● REQUIRED WORK
Filter the records below for the word "icon". Copy each line that holds it.

** RECORDS TO PROCESS follows **

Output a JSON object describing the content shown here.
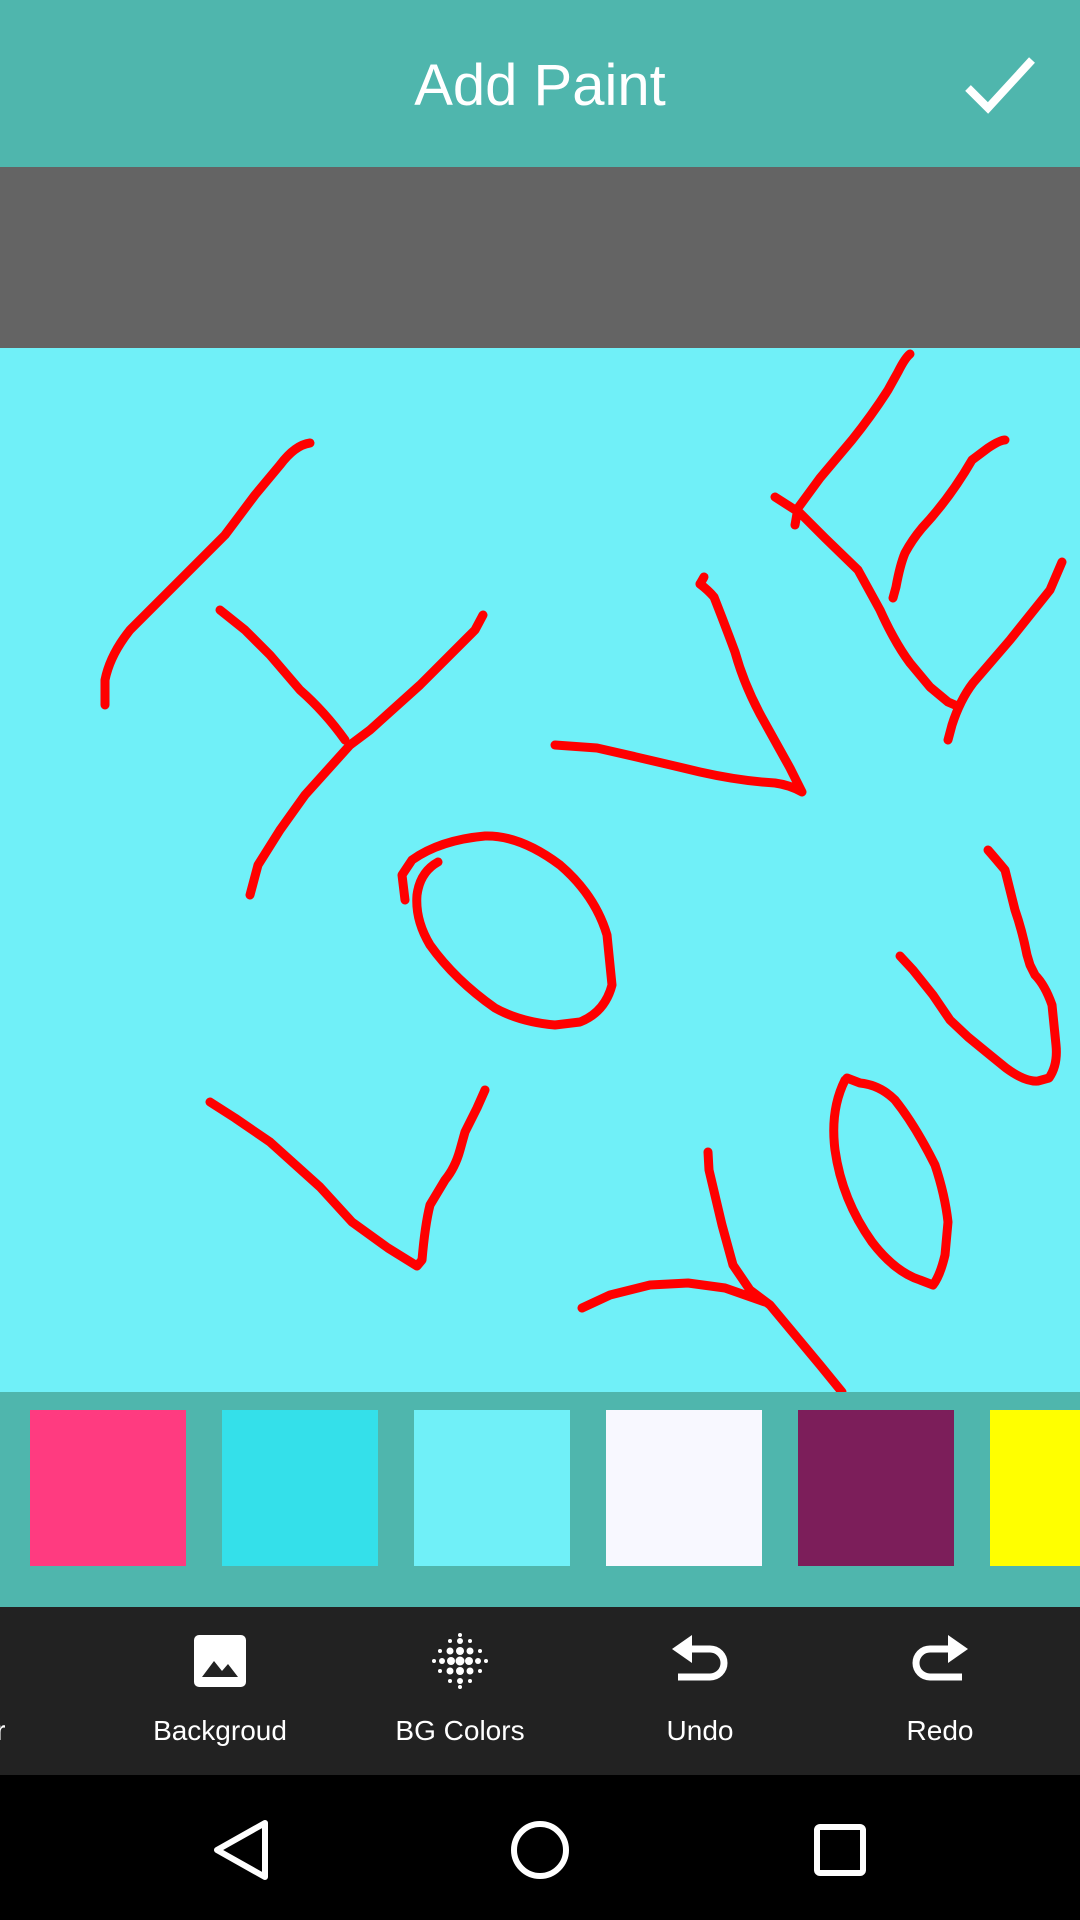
{
  "header": {
    "title": "Add Paint",
    "confirm_icon": "checkmark-icon"
  },
  "canvas": {
    "background_color": "#70f0f8",
    "stroke_color": "#ff0000",
    "drawn_text": "I LOVE YOU"
  },
  "palette": {
    "swatches": [
      "#ff3b80",
      "#34e0ea",
      "#70f0f8",
      "#f8f8ff",
      "#7c1e5a",
      "#ffff00"
    ]
  },
  "toolbar": {
    "items": [
      {
        "label": "Color",
        "icon": "palette-icon"
      },
      {
        "label": "Backgroud",
        "icon": "image-icon"
      },
      {
        "label": "BG Colors",
        "icon": "dots-grid-icon"
      },
      {
        "label": "Undo",
        "icon": "undo-icon"
      },
      {
        "label": "Redo",
        "icon": "redo-icon"
      }
    ]
  },
  "navbar": {
    "back_icon": "back-triangle-icon",
    "home_icon": "home-circle-icon",
    "recents_icon": "recents-square-icon"
  }
}
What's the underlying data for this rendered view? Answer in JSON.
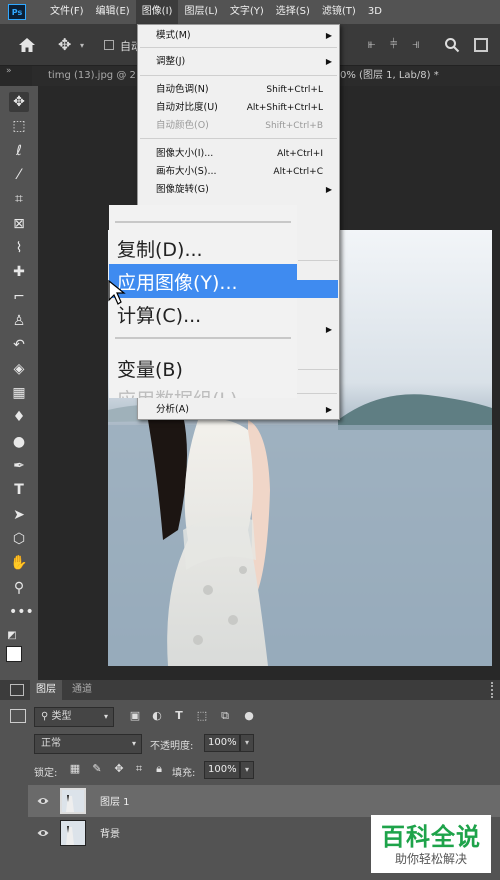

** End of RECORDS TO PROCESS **

● FINISHED TASK
    "confirm_icon": "checkmark-icon"
        "icon": "palette-icon"
        "icon": "image-icon"
        "icon": "dots-grid-icon"
        "icon": "undo-icon"
        "icon": "redo-icon"
    "back_icon": "back-triangle-icon",
    "home_icon": "home-circle-icon",
    "recents_icon": "recents-square-icon"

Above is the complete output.